**Work item**
Some lines hold the string "chevron". Copy all of them from the material that follows.

**Extracted records**
-- Opening Marker --

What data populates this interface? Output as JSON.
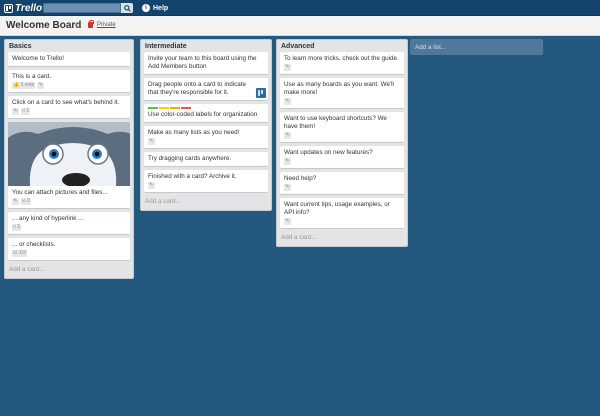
{
  "header": {
    "logo_text": "Trello",
    "search_placeholder": "",
    "help_label": "Help"
  },
  "board": {
    "title": "Welcome Board",
    "privacy_label": "Private"
  },
  "lists": [
    {
      "title": "Basics",
      "cards": [
        {
          "text": "Welcome to Trello!",
          "badges": []
        },
        {
          "text": "This is a card.",
          "badges": [
            "1 vote",
            "edit"
          ]
        },
        {
          "text": "Click on a card to see what's behind it.",
          "badges": [
            "edit",
            "1"
          ]
        },
        {
          "text": "You can attach pictures and files...",
          "badges": [
            "edit",
            "2"
          ],
          "cover": "husky"
        },
        {
          "text": "... any kind of hyperlink ...",
          "badges": [
            "1"
          ]
        },
        {
          "text": "... or checklists.",
          "badges": [
            "1/3"
          ]
        }
      ],
      "add_card_label": "Add a card..."
    },
    {
      "title": "Intermediate",
      "cards": [
        {
          "text": "Invite your team to this board using the Add Members button",
          "badges": []
        },
        {
          "text": "Drag people onto a card to indicate that they're responsible for it.",
          "badges": [],
          "member": true
        },
        {
          "text": "Use color-coded labels for organization",
          "badges": [],
          "labels": [
            "#61bd4f",
            "#f2d600",
            "#ff9f1a",
            "#eb5a46"
          ]
        },
        {
          "text": "Make as many lists as you need!",
          "badges": [
            "edit"
          ]
        },
        {
          "text": "Try dragging cards anywhere.",
          "badges": []
        },
        {
          "text": "Finished with a card? Archive it.",
          "badges": [
            "edit"
          ]
        }
      ],
      "add_card_label": "Add a card..."
    },
    {
      "title": "Advanced",
      "cards": [
        {
          "text": "To learn more tricks, check out the guide.",
          "badges": [
            "edit"
          ]
        },
        {
          "text": "Use as many boards as you want. We'll make more!",
          "badges": [
            "edit"
          ]
        },
        {
          "text": "Want to use keyboard shortcuts? We have them!",
          "badges": [
            "edit"
          ]
        },
        {
          "text": "Want updates on new features?",
          "badges": [
            "edit"
          ]
        },
        {
          "text": "Need help?",
          "badges": [
            "edit"
          ]
        },
        {
          "text": "Want current tips, usage examples, or API info?",
          "badges": [
            "edit"
          ]
        }
      ],
      "add_card_label": "Add a card..."
    }
  ],
  "add_list_label": "Add a list...",
  "colors": {
    "background": "#23587f",
    "header": "#14446c",
    "list": "#e2e4e6",
    "card": "#ffffff"
  },
  "icons": {
    "search": "search-icon",
    "help": "help-icon",
    "edit": "pencil-icon",
    "privacy": "lock-icon",
    "vote": "thumbs-up-icon",
    "comment": "comment-icon",
    "checklist": "checklist-icon",
    "attachment": "paperclip-icon"
  }
}
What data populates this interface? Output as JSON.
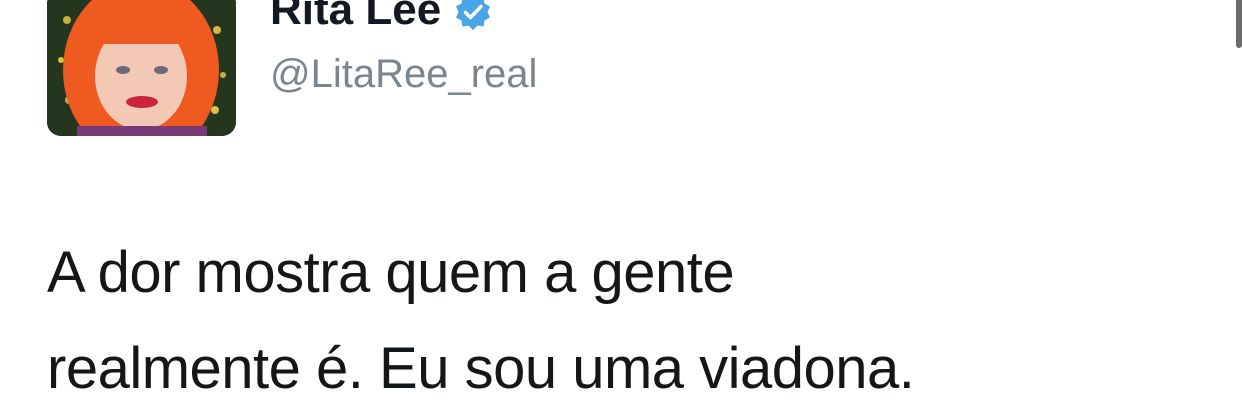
{
  "tweet": {
    "display_name": "Rita Lee",
    "handle": "@LitaRee_real",
    "text_lines": [
      "A dor mostra quem a gente",
      "realmente é. Eu sou uma viadona."
    ]
  },
  "icons": {
    "verified": "verified-badge-icon",
    "avatar": "profile-photo"
  },
  "colors": {
    "verified_badge": "#4aa4e8",
    "name": "#141823",
    "handle": "#7d858c",
    "text": "#14171a"
  }
}
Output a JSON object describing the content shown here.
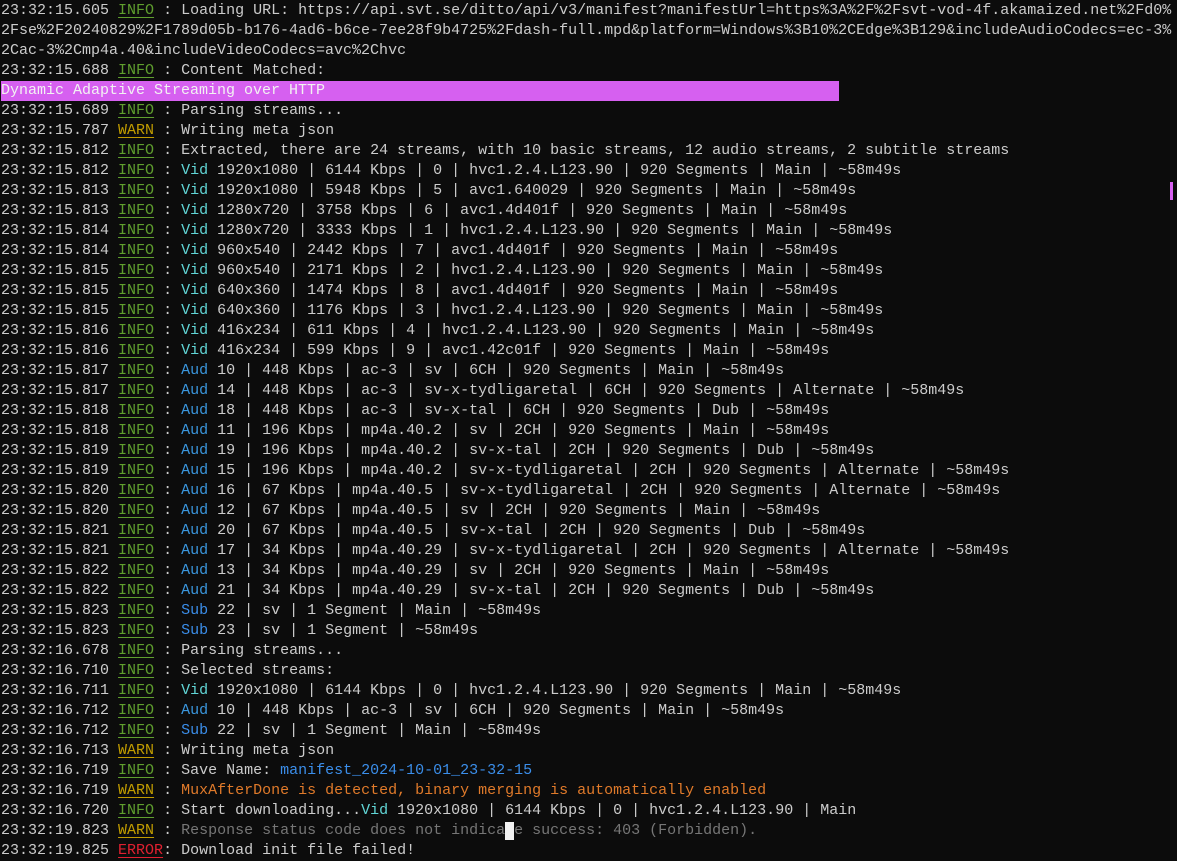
{
  "lines": [
    {
      "ts": "23:32:15.605",
      "lvl": "INFO",
      "segs": [
        [
          " : Loading URL: https://api.svt.se/ditto/api/v3/manifest?manifestUrl=https%3A%2F%2Fsvt-vod-4f.akamaized.net%2Fd0%2Fse%2F20240829%2F1789d05b-b176-4ad6-b6ce-7ee28f9b4725%2Fdash-full.mpd&platform=Windows%3B10%2CEdge%3B129&includeAudioCodecs=ec-3%2Cac-3%2Cmp4a.40&includeVideoCodecs=avc%2Chvc",
          ""
        ]
      ]
    },
    {
      "ts": "23:32:15.688",
      "lvl": "INFO",
      "segs": [
        [
          " : Content Matched: ",
          ""
        ],
        [
          "Dynamic Adaptive Streaming over HTTP",
          "hl"
        ]
      ]
    },
    {
      "ts": "23:32:15.689",
      "lvl": "INFO",
      "segs": [
        [
          " : Parsing streams...",
          ""
        ]
      ]
    },
    {
      "ts": "23:32:15.787",
      "lvl": "WARN",
      "segs": [
        [
          " : Writing meta json",
          ""
        ]
      ]
    },
    {
      "ts": "23:32:15.812",
      "lvl": "INFO",
      "segs": [
        [
          " : Extracted, there are 24 streams, with 10 basic streams, 12 audio streams, 2 subtitle streams",
          ""
        ]
      ]
    },
    {
      "ts": "23:32:15.812",
      "lvl": "INFO",
      "segs": [
        [
          " : ",
          ""
        ],
        [
          "Vid",
          "v"
        ],
        [
          " 1920x1080 | 6144 Kbps | 0 | hvc1.2.4.L123.90 | 920 Segments | Main | ~58m49s",
          ""
        ]
      ]
    },
    {
      "ts": "23:32:15.813",
      "lvl": "INFO",
      "segs": [
        [
          " : ",
          ""
        ],
        [
          "Vid",
          "v"
        ],
        [
          " 1920x1080 | 5948 Kbps | 5 | avc1.640029 | 920 Segments | Main | ~58m49s",
          ""
        ]
      ]
    },
    {
      "ts": "23:32:15.813",
      "lvl": "INFO",
      "segs": [
        [
          " : ",
          ""
        ],
        [
          "Vid",
          "v"
        ],
        [
          " 1280x720 | 3758 Kbps | 6 | avc1.4d401f | 920 Segments | Main | ~58m49s",
          ""
        ]
      ]
    },
    {
      "ts": "23:32:15.814",
      "lvl": "INFO",
      "segs": [
        [
          " : ",
          ""
        ],
        [
          "Vid",
          "v"
        ],
        [
          " 1280x720 | 3333 Kbps | 1 | hvc1.2.4.L123.90 | 920 Segments | Main | ~58m49s",
          ""
        ]
      ]
    },
    {
      "ts": "23:32:15.814",
      "lvl": "INFO",
      "segs": [
        [
          " : ",
          ""
        ],
        [
          "Vid",
          "v"
        ],
        [
          " 960x540 | 2442 Kbps | 7 | avc1.4d401f | 920 Segments | Main | ~58m49s",
          ""
        ]
      ]
    },
    {
      "ts": "23:32:15.815",
      "lvl": "INFO",
      "segs": [
        [
          " : ",
          ""
        ],
        [
          "Vid",
          "v"
        ],
        [
          " 960x540 | 2171 Kbps | 2 | hvc1.2.4.L123.90 | 920 Segments | Main | ~58m49s",
          ""
        ]
      ]
    },
    {
      "ts": "23:32:15.815",
      "lvl": "INFO",
      "segs": [
        [
          " : ",
          ""
        ],
        [
          "Vid",
          "v"
        ],
        [
          " 640x360 | 1474 Kbps | 8 | avc1.4d401f | 920 Segments | Main | ~58m49s",
          ""
        ]
      ]
    },
    {
      "ts": "23:32:15.815",
      "lvl": "INFO",
      "segs": [
        [
          " : ",
          ""
        ],
        [
          "Vid",
          "v"
        ],
        [
          " 640x360 | 1176 Kbps | 3 | hvc1.2.4.L123.90 | 920 Segments | Main | ~58m49s",
          ""
        ]
      ]
    },
    {
      "ts": "23:32:15.816",
      "lvl": "INFO",
      "segs": [
        [
          " : ",
          ""
        ],
        [
          "Vid",
          "v"
        ],
        [
          " 416x234 | 611 Kbps | 4 | hvc1.2.4.L123.90 | 920 Segments | Main | ~58m49s",
          ""
        ]
      ]
    },
    {
      "ts": "23:32:15.816",
      "lvl": "INFO",
      "segs": [
        [
          " : ",
          ""
        ],
        [
          "Vid",
          "v"
        ],
        [
          " 416x234 | 599 Kbps | 9 | avc1.42c01f | 920 Segments | Main | ~58m49s",
          ""
        ]
      ]
    },
    {
      "ts": "23:32:15.817",
      "lvl": "INFO",
      "segs": [
        [
          " : ",
          ""
        ],
        [
          "Aud",
          "a"
        ],
        [
          " 10 | 448 Kbps | ac-3 | sv | 6CH | 920 Segments | Main | ~58m49s",
          ""
        ]
      ]
    },
    {
      "ts": "23:32:15.817",
      "lvl": "INFO",
      "segs": [
        [
          " : ",
          ""
        ],
        [
          "Aud",
          "a"
        ],
        [
          " 14 | 448 Kbps | ac-3 | sv-x-tydligaretal | 6CH | 920 Segments | Alternate | ~58m49s",
          ""
        ]
      ]
    },
    {
      "ts": "23:32:15.818",
      "lvl": "INFO",
      "segs": [
        [
          " : ",
          ""
        ],
        [
          "Aud",
          "a"
        ],
        [
          " 18 | 448 Kbps | ac-3 | sv-x-tal | 6CH | 920 Segments | Dub | ~58m49s",
          ""
        ]
      ]
    },
    {
      "ts": "23:32:15.818",
      "lvl": "INFO",
      "segs": [
        [
          " : ",
          ""
        ],
        [
          "Aud",
          "a"
        ],
        [
          " 11 | 196 Kbps | mp4a.40.2 | sv | 2CH | 920 Segments | Main | ~58m49s",
          ""
        ]
      ]
    },
    {
      "ts": "23:32:15.819",
      "lvl": "INFO",
      "segs": [
        [
          " : ",
          ""
        ],
        [
          "Aud",
          "a"
        ],
        [
          " 19 | 196 Kbps | mp4a.40.2 | sv-x-tal | 2CH | 920 Segments | Dub | ~58m49s",
          ""
        ]
      ]
    },
    {
      "ts": "23:32:15.819",
      "lvl": "INFO",
      "segs": [
        [
          " : ",
          ""
        ],
        [
          "Aud",
          "a"
        ],
        [
          " 15 | 196 Kbps | mp4a.40.2 | sv-x-tydligaretal | 2CH | 920 Segments | Alternate | ~58m49s",
          ""
        ]
      ]
    },
    {
      "ts": "23:32:15.820",
      "lvl": "INFO",
      "segs": [
        [
          " : ",
          ""
        ],
        [
          "Aud",
          "a"
        ],
        [
          " 16 | 67 Kbps | mp4a.40.5 | sv-x-tydligaretal | 2CH | 920 Segments | Alternate | ~58m49s",
          ""
        ]
      ]
    },
    {
      "ts": "23:32:15.820",
      "lvl": "INFO",
      "segs": [
        [
          " : ",
          ""
        ],
        [
          "Aud",
          "a"
        ],
        [
          " 12 | 67 Kbps | mp4a.40.5 | sv | 2CH | 920 Segments | Main | ~58m49s",
          ""
        ]
      ]
    },
    {
      "ts": "23:32:15.821",
      "lvl": "INFO",
      "segs": [
        [
          " : ",
          ""
        ],
        [
          "Aud",
          "a"
        ],
        [
          " 20 | 67 Kbps | mp4a.40.5 | sv-x-tal | 2CH | 920 Segments | Dub | ~58m49s",
          ""
        ]
      ]
    },
    {
      "ts": "23:32:15.821",
      "lvl": "INFO",
      "segs": [
        [
          " : ",
          ""
        ],
        [
          "Aud",
          "a"
        ],
        [
          " 17 | 34 Kbps | mp4a.40.29 | sv-x-tydligaretal | 2CH | 920 Segments | Alternate | ~58m49s",
          ""
        ]
      ]
    },
    {
      "ts": "23:32:15.822",
      "lvl": "INFO",
      "segs": [
        [
          " : ",
          ""
        ],
        [
          "Aud",
          "a"
        ],
        [
          " 13 | 34 Kbps | mp4a.40.29 | sv | 2CH | 920 Segments | Main | ~58m49s",
          ""
        ]
      ]
    },
    {
      "ts": "23:32:15.822",
      "lvl": "INFO",
      "segs": [
        [
          " : ",
          ""
        ],
        [
          "Aud",
          "a"
        ],
        [
          " 21 | 34 Kbps | mp4a.40.29 | sv-x-tal | 2CH | 920 Segments | Dub | ~58m49s",
          ""
        ]
      ]
    },
    {
      "ts": "23:32:15.823",
      "lvl": "INFO",
      "segs": [
        [
          " : ",
          ""
        ],
        [
          "Sub",
          "s"
        ],
        [
          " 22 | sv | 1 Segment | Main | ~58m49s",
          ""
        ]
      ]
    },
    {
      "ts": "23:32:15.823",
      "lvl": "INFO",
      "segs": [
        [
          " : ",
          ""
        ],
        [
          "Sub",
          "s"
        ],
        [
          " 23 | sv | 1 Segment | ~58m49s",
          ""
        ]
      ]
    },
    {
      "ts": "23:32:16.678",
      "lvl": "INFO",
      "segs": [
        [
          " : Parsing streams...",
          ""
        ]
      ]
    },
    {
      "ts": "23:32:16.710",
      "lvl": "INFO",
      "segs": [
        [
          " : Selected streams:",
          ""
        ]
      ]
    },
    {
      "ts": "23:32:16.711",
      "lvl": "INFO",
      "segs": [
        [
          " : ",
          ""
        ],
        [
          "Vid",
          "v"
        ],
        [
          " 1920x1080 | 6144 Kbps | 0 | hvc1.2.4.L123.90 | 920 Segments | Main | ~58m49s",
          ""
        ]
      ]
    },
    {
      "ts": "23:32:16.712",
      "lvl": "INFO",
      "segs": [
        [
          " : ",
          ""
        ],
        [
          "Aud",
          "a"
        ],
        [
          " 10 | 448 Kbps | ac-3 | sv | 6CH | 920 Segments | Main | ~58m49s",
          ""
        ]
      ]
    },
    {
      "ts": "23:32:16.712",
      "lvl": "INFO",
      "segs": [
        [
          " : ",
          ""
        ],
        [
          "Sub",
          "s"
        ],
        [
          " 22 | sv | 1 Segment | Main | ~58m49s",
          ""
        ]
      ]
    },
    {
      "ts": "23:32:16.713",
      "lvl": "WARN",
      "segs": [
        [
          " : Writing meta json",
          ""
        ]
      ]
    },
    {
      "ts": "23:32:16.719",
      "lvl": "INFO",
      "segs": [
        [
          " : Save Name: ",
          ""
        ],
        [
          "manifest_2024-10-01_23-32-15",
          "u"
        ]
      ]
    },
    {
      "ts": "23:32:16.719",
      "lvl": "WARN",
      "segs": [
        [
          " : ",
          ""
        ],
        [
          "MuxAfterDone is detected, binary merging is automatically enabled",
          "o"
        ]
      ]
    },
    {
      "ts": "23:32:16.720",
      "lvl": "INFO",
      "segs": [
        [
          " : Start downloading...",
          ""
        ],
        [
          "Vid",
          "v"
        ],
        [
          " 1920x1080 | 6144 Kbps | 0 | hvc1.2.4.L123.90 | Main",
          ""
        ]
      ]
    },
    {
      "ts": "23:32:19.823",
      "lvl": "WARN",
      "segs": [
        [
          " : ",
          ""
        ],
        [
          "Response status code does not indicate success: 403 (Forbidden).",
          "g"
        ]
      ]
    },
    {
      "ts": "23:32:19.825",
      "lvl": "ERROR",
      "segs": [
        [
          ": Download init file failed!",
          ""
        ]
      ]
    }
  ]
}
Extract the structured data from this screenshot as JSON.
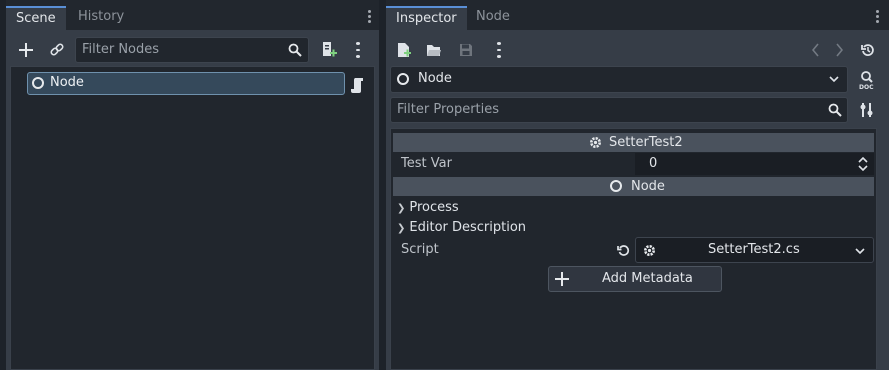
{
  "scene_dock": {
    "tabs": [
      {
        "label": "Scene",
        "active": true
      },
      {
        "label": "History",
        "active": false
      }
    ],
    "toolbar": {
      "add_icon": "plus-icon",
      "link_icon": "link-icon",
      "filter_placeholder": "Filter Nodes",
      "search_icon": "search-icon",
      "attach_script_icon": "add-script-icon",
      "menu_icon": "kebab-menu-icon"
    },
    "tree": {
      "nodes": [
        {
          "label": "Node",
          "icon": "node-circle-icon",
          "selected": true,
          "badge_icon": "script-scroll-icon"
        }
      ]
    }
  },
  "inspector_dock": {
    "tabs": [
      {
        "label": "Inspector",
        "active": true
      },
      {
        "label": "Node",
        "active": false
      }
    ],
    "toolbar": {
      "new_resource_icon": "new-resource-icon",
      "open_icon": "folder-open-icon",
      "save_icon": "save-icon",
      "menu_icon": "kebab-menu-icon",
      "back_icon": "chevron-left-icon",
      "forward_icon": "chevron-right-icon",
      "history_icon": "history-icon"
    },
    "object_selector": {
      "label": "Node",
      "doc_icon": "doc-icon"
    },
    "filter": {
      "placeholder": "Filter Properties",
      "tools_icon": "tools-icon"
    },
    "sections": [
      {
        "title": "SetterTest2",
        "icon": "gear-script-icon",
        "properties": [
          {
            "label": "Test Var",
            "value": "0",
            "editor": "spinbox"
          }
        ]
      },
      {
        "title": "Node",
        "icon": "node-circle-icon",
        "groups": [
          {
            "label": "Process",
            "expanded": false
          },
          {
            "label": "Editor Description",
            "expanded": false
          }
        ],
        "properties": [
          {
            "label": "Script",
            "value": "SetterTest2.cs",
            "editor": "resource"
          }
        ]
      }
    ],
    "add_metadata_label": "Add Metadata"
  },
  "colors": {
    "accent": "#5a8fd6",
    "panel": "#363d47",
    "field": "#21262d",
    "selected_row": "#35495b"
  }
}
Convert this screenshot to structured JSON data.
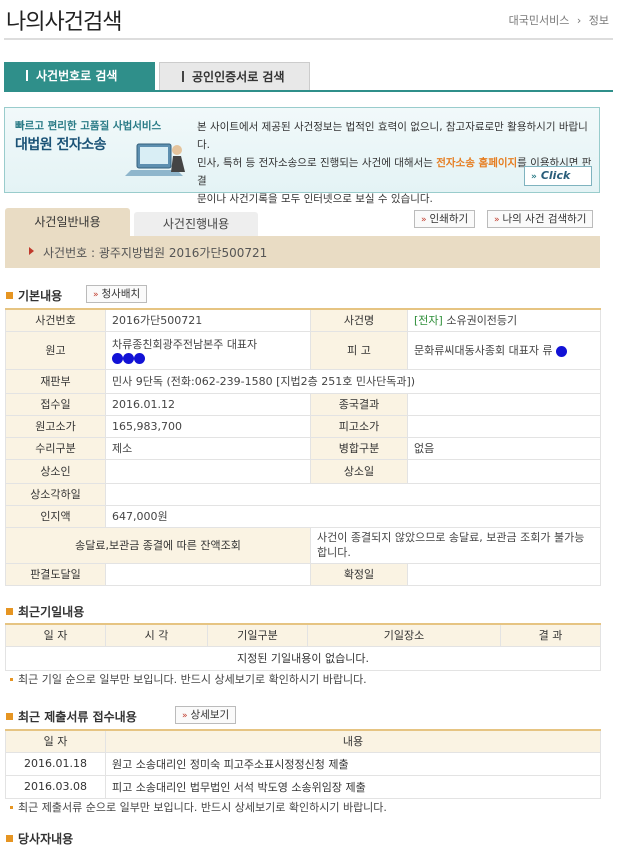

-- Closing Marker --

**Response to this exercise**
      "back_icon": "chevron-left-icon",
      "forward_icon": "chevron-right-icon",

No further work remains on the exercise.